Wednesday was a bittersweet day for 29-year-old Maria Hoefl-Riesch, the 5-11, 172-pound German who has 27 World Cup victories and 80 podiums during her 13-year career.
On a day when the three-time Olympic gold medalist clinched her first-ever downhill crystal globe on the 2013-14 Audi FIS Alpine World Cup, Hoefl-Riesch also saw her bid for a second overall World Cup title come to a crashing end.
The final racer on the 2.3-kilometer (1.43-mile) Silvano Beltrametti course, Hoefl-Riesch crashed out on the steep and technical World Cup Finals downhill at Lenzerheide, Switz.
She slid off the course, landed in the safety netting and was helicoptered off the course to a local hospital. She suffered season-ending leg, elbow and shoulder injuries.
Austria’s Anna Fenninger, 24, who finished second to Hoefl-Riesch 504-464 in the downhill standings, clinched her first-ever World Cup overall title Thursday by finishing second to Swiss star Lara Gut, 22, in the super giant slalom.
Fenninger (1,271 points) leads over Hoefl-Riesch (1,180) and Gut (1,056) with only two races left in the season. But the first two races at Lenzerheide were spectacular for Gut, who won her sixth and seventh World Cup races and clinched her first-ever World Cup crystal globe for winning in SG.
The Lenzerheide speed races were also bittersweet for 31-year-old Aksel Lund Svindal of Norway. The five-time world; champion and 25-time World Cup race winner hoped to add a third overall title to the ones he won in 2007 and 2009.
Yet Svindal, who had already clinched the downhill and super giant slalom crystal globes for 2014, came up short in points with a fifth-place downhill and 16th-place non-scoring finish in Thursday’s super giant slalom.
It left the door open for Austria’s Marcel Hirscher, 25, who trails Svindal buy only 19 points, 1,091 to 1,072, entering the final two technical races at the World Cup Finals.
And Hirscher is a good bet to outscore Svindal this weekend, since he currently leads American Ted Ligety 510-460 in the giant slalom standings and ranks second in slalom, only five points out of the lead
France’s Alexis Pinturault, better known for his skill in technical events, captured Thursday’s SG—only his third SG podium—and Austria’s Olympic downhill king Matthias Mayer won Wednesday’s men’s downhill finale.
American results at the Finals
Bode Miller of Franconia, N.H. rallied to an impressive third in the Audi FIS Alpine World Cup super G final Thursday, closing the men’s speed events for the 2014 season.
Ted Ligety was fifth and Travis Ganong finished ninth.
On Wednesday, Ligety tied for second in downhill at Lenzerheide to become only the second American man to score a top three in each of the five disciplines. Ligety joined an elite group of only eight men, including Miller, who have scored podium finishes in all five World Cup disciplines.

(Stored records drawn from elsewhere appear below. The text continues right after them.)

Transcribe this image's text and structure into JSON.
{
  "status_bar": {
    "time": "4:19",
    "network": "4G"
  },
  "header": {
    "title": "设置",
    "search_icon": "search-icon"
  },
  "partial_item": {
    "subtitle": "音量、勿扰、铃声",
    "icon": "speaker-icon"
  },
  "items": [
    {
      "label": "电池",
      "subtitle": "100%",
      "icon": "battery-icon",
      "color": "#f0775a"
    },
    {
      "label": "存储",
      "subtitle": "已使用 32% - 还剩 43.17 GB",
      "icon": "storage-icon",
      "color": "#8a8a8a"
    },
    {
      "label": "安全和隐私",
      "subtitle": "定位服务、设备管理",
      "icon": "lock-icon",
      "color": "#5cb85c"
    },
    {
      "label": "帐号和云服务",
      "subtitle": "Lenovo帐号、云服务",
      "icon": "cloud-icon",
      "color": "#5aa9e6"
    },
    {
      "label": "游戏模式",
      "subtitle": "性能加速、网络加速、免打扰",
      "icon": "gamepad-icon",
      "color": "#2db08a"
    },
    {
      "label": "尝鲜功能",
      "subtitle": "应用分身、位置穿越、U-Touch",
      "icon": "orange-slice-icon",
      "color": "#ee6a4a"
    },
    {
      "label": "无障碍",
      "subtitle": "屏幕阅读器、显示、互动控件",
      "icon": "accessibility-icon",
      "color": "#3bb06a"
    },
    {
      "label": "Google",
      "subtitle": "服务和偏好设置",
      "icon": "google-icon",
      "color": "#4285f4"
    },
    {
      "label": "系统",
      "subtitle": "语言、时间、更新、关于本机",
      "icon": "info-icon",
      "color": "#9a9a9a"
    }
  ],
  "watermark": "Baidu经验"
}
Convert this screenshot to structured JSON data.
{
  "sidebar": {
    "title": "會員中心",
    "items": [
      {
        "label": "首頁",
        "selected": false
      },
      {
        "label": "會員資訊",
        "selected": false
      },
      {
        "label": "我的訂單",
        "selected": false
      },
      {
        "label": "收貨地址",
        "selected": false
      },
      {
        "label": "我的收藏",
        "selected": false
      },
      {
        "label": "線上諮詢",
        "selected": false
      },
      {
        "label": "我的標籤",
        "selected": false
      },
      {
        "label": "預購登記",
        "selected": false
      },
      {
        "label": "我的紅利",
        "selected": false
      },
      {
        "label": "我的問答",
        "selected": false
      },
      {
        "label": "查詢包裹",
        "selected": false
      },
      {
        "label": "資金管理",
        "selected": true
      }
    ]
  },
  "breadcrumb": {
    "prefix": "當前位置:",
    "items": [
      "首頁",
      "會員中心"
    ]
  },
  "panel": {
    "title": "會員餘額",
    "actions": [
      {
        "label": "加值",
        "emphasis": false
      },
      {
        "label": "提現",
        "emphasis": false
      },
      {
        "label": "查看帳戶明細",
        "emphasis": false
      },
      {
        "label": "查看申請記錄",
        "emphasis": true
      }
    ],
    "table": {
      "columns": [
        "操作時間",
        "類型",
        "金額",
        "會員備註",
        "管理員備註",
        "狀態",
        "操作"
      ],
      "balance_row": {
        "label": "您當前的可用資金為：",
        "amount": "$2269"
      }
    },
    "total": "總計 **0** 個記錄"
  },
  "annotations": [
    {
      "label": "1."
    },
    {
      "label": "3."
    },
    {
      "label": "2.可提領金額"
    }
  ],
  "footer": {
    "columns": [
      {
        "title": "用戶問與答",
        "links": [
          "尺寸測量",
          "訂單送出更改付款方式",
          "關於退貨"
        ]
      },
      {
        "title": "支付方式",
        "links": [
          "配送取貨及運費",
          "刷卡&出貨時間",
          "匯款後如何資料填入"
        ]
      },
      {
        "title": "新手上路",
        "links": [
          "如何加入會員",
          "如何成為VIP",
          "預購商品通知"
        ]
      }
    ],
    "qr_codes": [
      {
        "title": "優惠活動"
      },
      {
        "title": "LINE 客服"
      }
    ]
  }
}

The best previous downhll for Ligety also came at Lenzerheide, finishing fourth in 2007.
Also Wednesday, Julia Mancuso of Squaw Valley, Ca. was 10th to lead the U.S. Ski Team in the final downhill of the Audi FIS Alpine World Cup season Wednesday. Lindsey Vonn of Vail, Co. had won the women's downhill title the past six consecutive seasons.
On Thursday, Mancuso skied into the top 10 in the Audi FIS Alpine World Cup super G final, leading the U.S. women during the final speed event of the 2014 season.
All three U.S. women finished in the points during the sunny super G finale, with Stacey Cook of Mammoth Mountain, Ca. finishing 11th and Leanne Smith of North Conway, N.H. 14th.